◆ WHAT THIS TASK INVOLVES
Filter the data for lines with the word "arrow" and copy those lines.

◆ EXTRACTED MATERIAL
*** Block opens ***
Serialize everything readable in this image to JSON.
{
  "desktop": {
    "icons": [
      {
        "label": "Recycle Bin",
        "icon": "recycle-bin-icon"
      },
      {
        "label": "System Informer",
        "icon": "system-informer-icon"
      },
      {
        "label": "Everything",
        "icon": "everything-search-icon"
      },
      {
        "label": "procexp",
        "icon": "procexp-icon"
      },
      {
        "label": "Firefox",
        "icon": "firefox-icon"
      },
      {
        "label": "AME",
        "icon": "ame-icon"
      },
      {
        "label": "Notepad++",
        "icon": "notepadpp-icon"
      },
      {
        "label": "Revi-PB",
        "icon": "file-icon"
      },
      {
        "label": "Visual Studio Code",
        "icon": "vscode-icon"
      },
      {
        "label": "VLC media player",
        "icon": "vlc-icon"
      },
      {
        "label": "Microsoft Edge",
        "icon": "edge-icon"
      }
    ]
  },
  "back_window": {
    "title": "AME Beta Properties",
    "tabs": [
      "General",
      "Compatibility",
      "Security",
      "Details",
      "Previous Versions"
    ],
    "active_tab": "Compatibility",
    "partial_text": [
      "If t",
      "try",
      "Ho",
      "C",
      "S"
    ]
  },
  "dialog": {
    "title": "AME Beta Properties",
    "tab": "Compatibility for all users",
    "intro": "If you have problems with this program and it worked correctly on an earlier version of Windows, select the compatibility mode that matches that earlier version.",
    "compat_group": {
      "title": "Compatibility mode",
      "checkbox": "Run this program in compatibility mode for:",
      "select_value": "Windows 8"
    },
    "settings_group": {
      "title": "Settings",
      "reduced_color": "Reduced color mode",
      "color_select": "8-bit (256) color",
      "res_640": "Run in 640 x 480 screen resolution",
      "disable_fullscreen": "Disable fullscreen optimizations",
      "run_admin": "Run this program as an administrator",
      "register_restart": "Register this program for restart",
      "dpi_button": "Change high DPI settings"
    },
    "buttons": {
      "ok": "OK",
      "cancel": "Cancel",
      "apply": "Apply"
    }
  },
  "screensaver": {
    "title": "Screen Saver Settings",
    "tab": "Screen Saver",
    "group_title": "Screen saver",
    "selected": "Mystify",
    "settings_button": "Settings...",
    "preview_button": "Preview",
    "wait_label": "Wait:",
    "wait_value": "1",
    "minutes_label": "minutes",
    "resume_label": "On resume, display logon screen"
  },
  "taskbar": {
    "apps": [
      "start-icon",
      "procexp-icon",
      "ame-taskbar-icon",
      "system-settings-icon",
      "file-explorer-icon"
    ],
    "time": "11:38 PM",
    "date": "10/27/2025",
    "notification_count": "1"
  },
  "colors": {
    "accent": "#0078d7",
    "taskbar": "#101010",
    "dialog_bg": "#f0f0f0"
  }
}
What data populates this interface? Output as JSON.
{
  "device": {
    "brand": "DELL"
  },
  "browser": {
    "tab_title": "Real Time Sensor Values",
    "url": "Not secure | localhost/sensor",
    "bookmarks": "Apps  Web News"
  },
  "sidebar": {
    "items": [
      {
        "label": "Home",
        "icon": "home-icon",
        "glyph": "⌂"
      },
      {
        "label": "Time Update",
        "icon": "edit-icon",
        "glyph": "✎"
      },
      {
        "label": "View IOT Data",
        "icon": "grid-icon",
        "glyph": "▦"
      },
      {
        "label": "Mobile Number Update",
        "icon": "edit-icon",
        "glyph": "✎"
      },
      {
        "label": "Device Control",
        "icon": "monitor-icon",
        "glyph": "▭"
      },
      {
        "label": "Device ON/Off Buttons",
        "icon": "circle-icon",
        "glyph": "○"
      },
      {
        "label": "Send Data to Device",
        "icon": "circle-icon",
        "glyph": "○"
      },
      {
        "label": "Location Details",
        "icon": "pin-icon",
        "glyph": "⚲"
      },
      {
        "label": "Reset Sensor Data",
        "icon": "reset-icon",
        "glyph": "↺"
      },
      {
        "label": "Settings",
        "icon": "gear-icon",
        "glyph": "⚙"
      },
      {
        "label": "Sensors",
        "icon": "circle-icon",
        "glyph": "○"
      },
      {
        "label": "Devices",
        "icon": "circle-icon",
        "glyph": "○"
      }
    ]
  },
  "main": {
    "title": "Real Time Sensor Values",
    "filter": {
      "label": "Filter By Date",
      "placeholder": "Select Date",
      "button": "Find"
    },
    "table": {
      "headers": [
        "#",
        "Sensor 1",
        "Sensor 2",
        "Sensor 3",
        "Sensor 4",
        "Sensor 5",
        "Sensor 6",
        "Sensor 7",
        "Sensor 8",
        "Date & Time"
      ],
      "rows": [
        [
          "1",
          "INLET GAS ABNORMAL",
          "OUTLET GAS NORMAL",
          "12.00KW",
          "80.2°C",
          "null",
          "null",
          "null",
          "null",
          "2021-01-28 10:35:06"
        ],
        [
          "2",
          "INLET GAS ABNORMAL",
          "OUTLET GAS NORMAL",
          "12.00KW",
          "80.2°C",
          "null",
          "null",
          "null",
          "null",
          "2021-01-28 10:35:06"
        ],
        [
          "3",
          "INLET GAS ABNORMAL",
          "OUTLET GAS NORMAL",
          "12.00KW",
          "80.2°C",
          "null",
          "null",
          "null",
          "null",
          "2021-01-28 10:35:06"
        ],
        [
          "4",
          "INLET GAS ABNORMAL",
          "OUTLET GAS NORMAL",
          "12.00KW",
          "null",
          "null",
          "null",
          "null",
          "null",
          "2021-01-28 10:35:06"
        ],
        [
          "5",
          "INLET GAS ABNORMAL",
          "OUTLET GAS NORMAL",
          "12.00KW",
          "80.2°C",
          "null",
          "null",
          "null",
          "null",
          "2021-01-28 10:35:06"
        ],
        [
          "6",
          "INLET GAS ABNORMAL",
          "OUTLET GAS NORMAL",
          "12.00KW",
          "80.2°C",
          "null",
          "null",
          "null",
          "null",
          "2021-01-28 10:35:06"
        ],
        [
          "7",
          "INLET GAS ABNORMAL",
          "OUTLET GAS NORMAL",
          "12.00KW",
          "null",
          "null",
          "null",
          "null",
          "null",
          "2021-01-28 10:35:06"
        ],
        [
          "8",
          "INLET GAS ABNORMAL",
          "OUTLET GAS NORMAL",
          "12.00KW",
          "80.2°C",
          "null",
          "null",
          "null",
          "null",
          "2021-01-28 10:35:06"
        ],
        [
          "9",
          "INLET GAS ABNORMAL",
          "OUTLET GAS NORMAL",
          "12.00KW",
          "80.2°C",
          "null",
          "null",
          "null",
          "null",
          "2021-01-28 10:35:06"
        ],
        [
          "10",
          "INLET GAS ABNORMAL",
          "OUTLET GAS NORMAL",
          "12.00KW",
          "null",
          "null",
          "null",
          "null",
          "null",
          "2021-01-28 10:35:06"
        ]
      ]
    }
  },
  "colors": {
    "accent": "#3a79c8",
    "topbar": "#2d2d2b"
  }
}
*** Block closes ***
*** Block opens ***
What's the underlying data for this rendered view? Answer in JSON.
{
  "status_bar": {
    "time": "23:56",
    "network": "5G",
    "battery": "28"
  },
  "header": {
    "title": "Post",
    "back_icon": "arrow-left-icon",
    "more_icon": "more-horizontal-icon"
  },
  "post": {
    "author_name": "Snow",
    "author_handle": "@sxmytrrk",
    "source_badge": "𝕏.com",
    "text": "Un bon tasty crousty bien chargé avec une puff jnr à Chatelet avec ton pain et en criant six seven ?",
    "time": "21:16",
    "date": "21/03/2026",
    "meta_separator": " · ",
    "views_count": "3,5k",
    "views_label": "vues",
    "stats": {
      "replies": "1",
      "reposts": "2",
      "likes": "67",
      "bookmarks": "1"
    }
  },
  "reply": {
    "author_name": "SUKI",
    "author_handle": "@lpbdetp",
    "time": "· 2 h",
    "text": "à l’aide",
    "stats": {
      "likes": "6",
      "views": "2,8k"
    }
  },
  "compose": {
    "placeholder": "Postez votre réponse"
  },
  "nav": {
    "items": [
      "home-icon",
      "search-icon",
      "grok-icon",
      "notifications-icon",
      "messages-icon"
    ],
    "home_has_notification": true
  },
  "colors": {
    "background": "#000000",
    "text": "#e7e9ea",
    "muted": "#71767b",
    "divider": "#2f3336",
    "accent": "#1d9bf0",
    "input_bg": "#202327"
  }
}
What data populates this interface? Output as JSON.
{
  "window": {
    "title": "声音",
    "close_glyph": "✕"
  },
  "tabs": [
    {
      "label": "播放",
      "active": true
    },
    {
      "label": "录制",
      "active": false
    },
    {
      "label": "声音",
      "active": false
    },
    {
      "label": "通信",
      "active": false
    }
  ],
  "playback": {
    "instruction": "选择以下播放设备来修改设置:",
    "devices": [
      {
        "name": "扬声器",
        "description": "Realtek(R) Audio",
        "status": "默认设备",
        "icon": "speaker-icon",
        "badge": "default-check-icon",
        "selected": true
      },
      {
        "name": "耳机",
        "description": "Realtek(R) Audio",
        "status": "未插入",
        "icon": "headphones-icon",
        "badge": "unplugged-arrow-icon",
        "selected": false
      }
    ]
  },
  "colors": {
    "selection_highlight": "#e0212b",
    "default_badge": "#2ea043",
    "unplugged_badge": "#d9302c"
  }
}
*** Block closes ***
◆ EXERCISE SOLUTION
    "back_icon": "arrow-left-icon",
        "badge": "unplugged-arrow-icon",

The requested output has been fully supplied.